As some of us spent our Saturday battling seniors-with-shopping-carts (a deadly combination, Gothamist tells you) about three miles uptown from the Idiotarod, some New Yorkers headed to the Forensics Files casting day. We read that Forensics Files actually does four open casting calls a year and they even cast animals (Philadelphia's City Paper writes, "a goat that pees on command has been the veteran scene-stealer"). While there were no peeing animals at this audition, special correspondant Liya Brook was on the scene:
As a detective-tv show enthusiast, Gothamist was particularly excited about the chance to get our feet wet playing a vengeful sibling, murderous roommate, or not-so-innocent bystander in Court TV’s number-one rated show, Forensic Files.
At four p.m., the line extended halfway down the block, even with many aspiring faux corpses handing in headshots and walking away. We were told that the line went all the way down the block earlier in the day. Apparently, the show, which shoots in Pennsylvania, arranges for transportation, pays a very hefty hourly rate for all roles (so some of us can finally afford cable to watch ourselves in our first television role!) and earns you a point toward your SAG membership!
The folks casting for the show were a bit harried, after seeing 900 people that day, but very nice.
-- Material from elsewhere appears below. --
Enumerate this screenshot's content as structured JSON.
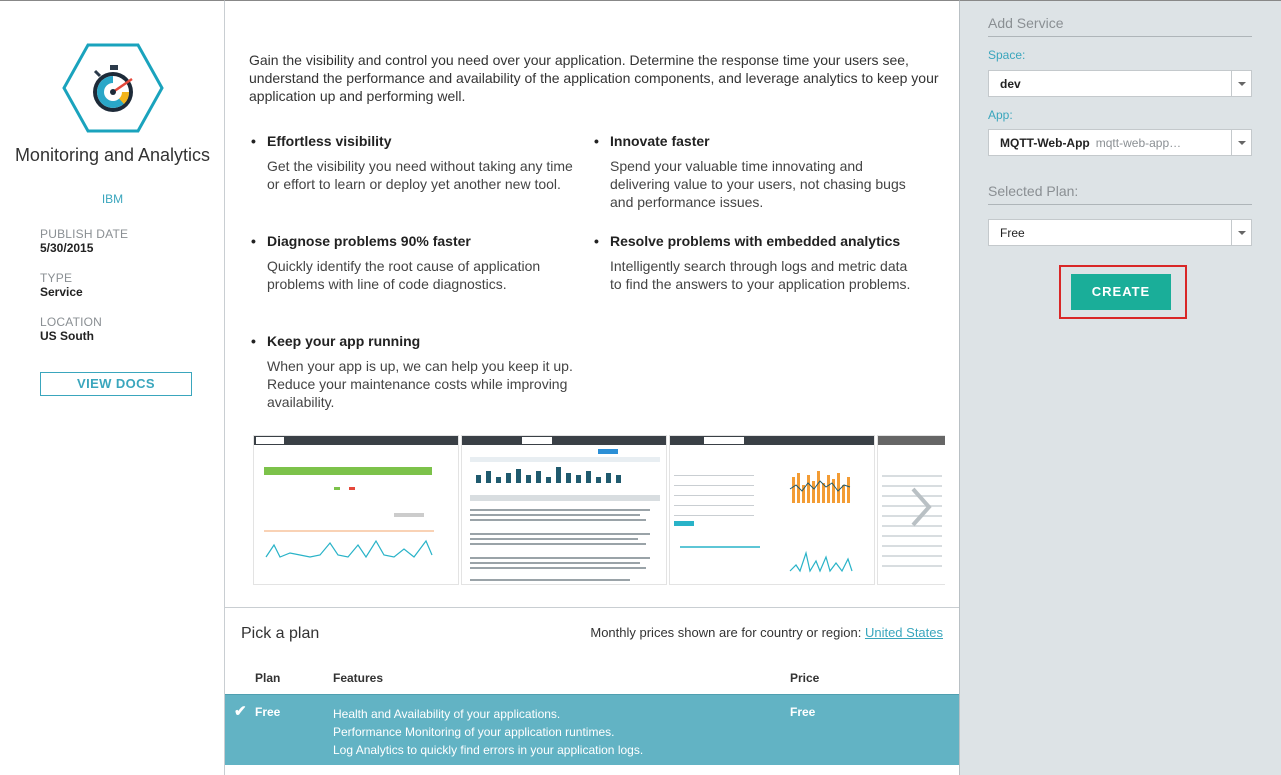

We were grouped into threes and given scenes...Albeit usually unable to fake our way out of a paper bag, Gothamist played a very convincing nervous second roommate who, along with the first roommate, had tried to cover up involvement in “illegal activities” by murdering the third roommate. (Kudos, also, to Gothamist’s superstar scene partners.)
Gothamist was also exposed to the bitter, cut-throat world of television crime drama. Hard-working actors (and their hard-working small children and elderly grandmothers) waited over two hours in 21°F temperatures (13°F with wind-chill) to get a shot at a well-paid role in the re-enactment of a real-life murder mystery. After the doors were closed and those persistent enough to wait in line to make the cut-off got their casting numbers (or puppy-dog eye the gatekeeper in order to move back the cut off point just a bit– (go Alexis!)), the next Ms. Thang waltzes and demands to be seen. After being turned away, she makes her own number out of a torn piece of paper (which was miraculously 40 places ahead of Gothamist’s number) crosses out the name of the person who actually waited in line to get that number, and proceeds to do a scene with her equally conniving scene partner. Gothamist hopes the very intelligent folks casting the show caught on to this underhandedness and that the acting gods enact their karmic revenge swiftly and expediently.
All in all, this was excellent day in the life of a very secretly aspiring screen star. However, Gothamist may just keep our day job and wait to be discovered sipping a cappuccino at our local celebrity-packed Italian cafe...
Now, the real question is how awesome would it be to watch Forensics Files and see a friend reenacting a crime? And it turns out that to join SAG as a background performer, you need at least three full days of work under your belt.
Some of our favorite crime-related elements:
- Ben Sinclair's random Law & Order plot generator
- Law & Order's coffee table book, L&O Crime Scenes
- The Upper West Side store, Murder Ink, which sells mysteries and the like.